[EXERCISE DESCRIPTION]: An exact copy of all the data is the required output.

==== TASK INPUT

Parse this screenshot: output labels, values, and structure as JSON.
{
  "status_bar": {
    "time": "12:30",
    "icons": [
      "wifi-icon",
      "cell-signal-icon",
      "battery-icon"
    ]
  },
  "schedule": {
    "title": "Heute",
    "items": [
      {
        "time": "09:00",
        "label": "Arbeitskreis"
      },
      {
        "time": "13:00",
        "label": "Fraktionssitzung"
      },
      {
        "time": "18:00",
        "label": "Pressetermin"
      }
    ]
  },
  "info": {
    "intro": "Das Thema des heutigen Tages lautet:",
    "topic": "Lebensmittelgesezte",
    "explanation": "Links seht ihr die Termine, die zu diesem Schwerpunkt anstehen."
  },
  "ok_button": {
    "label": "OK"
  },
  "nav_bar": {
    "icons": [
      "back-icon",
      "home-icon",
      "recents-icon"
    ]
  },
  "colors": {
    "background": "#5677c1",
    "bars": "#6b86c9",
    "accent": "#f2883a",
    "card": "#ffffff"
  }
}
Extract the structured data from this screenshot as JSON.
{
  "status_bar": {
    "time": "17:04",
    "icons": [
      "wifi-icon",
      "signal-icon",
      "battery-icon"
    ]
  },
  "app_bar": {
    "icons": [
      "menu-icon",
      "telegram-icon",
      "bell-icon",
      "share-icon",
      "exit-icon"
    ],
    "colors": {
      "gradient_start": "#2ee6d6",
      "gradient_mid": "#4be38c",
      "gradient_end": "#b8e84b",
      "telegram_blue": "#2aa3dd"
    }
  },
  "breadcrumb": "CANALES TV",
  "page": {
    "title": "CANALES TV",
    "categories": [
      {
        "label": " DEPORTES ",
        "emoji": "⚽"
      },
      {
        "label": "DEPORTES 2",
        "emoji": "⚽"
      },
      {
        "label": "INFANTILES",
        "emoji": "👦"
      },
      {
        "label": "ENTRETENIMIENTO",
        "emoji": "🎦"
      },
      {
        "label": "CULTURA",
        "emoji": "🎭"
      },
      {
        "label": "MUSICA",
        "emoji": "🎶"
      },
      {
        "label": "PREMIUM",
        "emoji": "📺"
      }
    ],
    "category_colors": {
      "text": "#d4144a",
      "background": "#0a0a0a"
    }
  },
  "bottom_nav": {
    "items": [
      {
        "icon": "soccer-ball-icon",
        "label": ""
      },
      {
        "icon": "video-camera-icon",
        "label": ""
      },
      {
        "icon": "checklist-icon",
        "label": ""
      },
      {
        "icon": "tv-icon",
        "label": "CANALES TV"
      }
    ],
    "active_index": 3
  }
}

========

[ANSWER AREA]:
Parse this screenshot: output labels, values, and structure as JSON.
{
  "status_bar": {
    "time": "12:30",
    "icons": [
      "wifi-icon",
      "cell-signal-icon",
      "battery-icon"
    ]
  },
  "schedule": {
    "title": "Heute",
    "items": [
      {
        "time": "09:00",
        "label": "Arbeitskreis"
      },
      {
        "time": "13:00",
        "label": "Fraktionssitzung"
      },
      {
        "time": "18:00",
        "label": "Pressetermin"
      }
    ]
  },
  "info": {
    "intro": "Das Thema des heutigen Tages lautet:",
    "topic": "Lebensmittelgesezte",
    "explanation": "Links seht ihr die Termine, die zu diesem Schwerpunkt anstehen."
  },
  "ok_button": {
    "label": "OK"
  },
  "nav_bar": {
    "icons": [
      "back-icon",
      "home-icon",
      "recents-icon"
    ]
  },
  "colors": {
    "background": "#5677c1",
    "bars": "#6b86c9",
    "accent": "#f2883a",
    "card": "#ffffff"
  }
}
Extract the structured data from this screenshot as JSON.
{
  "status_bar": {
    "time": "17:04",
    "icons": [
      "wifi-icon",
      "signal-icon",
      "battery-icon"
    ]
  },
  "app_bar": {
    "icons": [
      "menu-icon",
      "telegram-icon",
      "bell-icon",
      "share-icon",
      "exit-icon"
    ],
    "colors": {
      "gradient_start": "#2ee6d6",
      "gradient_mid": "#4be38c",
      "gradient_end": "#b8e84b",
      "telegram_blue": "#2aa3dd"
    }
  },
  "breadcrumb": "CANALES TV",
  "page": {
    "title": "CANALES TV",
    "categories": [
      {
        "label": " DEPORTES ",
        "emoji": "⚽"
      },
      {
        "label": "DEPORTES 2",
        "emoji": "⚽"
      },
      {
        "label": "INFANTILES",
        "emoji": "👦"
      },
      {
        "label": "ENTRETENIMIENTO",
        "emoji": "🎦"
      },
      {
        "label": "CULTURA",
        "emoji": "🎭"
      },
      {
        "label": "MUSICA",
        "emoji": "🎶"
      },
      {
        "label": "PREMIUM",
        "emoji": "📺"
      }
    ],
    "category_colors": {
      "text": "#d4144a",
      "background": "#0a0a0a"
    }
  },
  "bottom_nav": {
    "items": [
      {
        "icon": "soccer-ball-icon",
        "label": ""
      },
      {
        "icon": "video-camera-icon",
        "label": ""
      },
      {
        "icon": "checklist-icon",
        "label": ""
      },
      {
        "icon": "tv-icon",
        "label": "CANALES TV"
      }
    ],
    "active_index": 3
  }
}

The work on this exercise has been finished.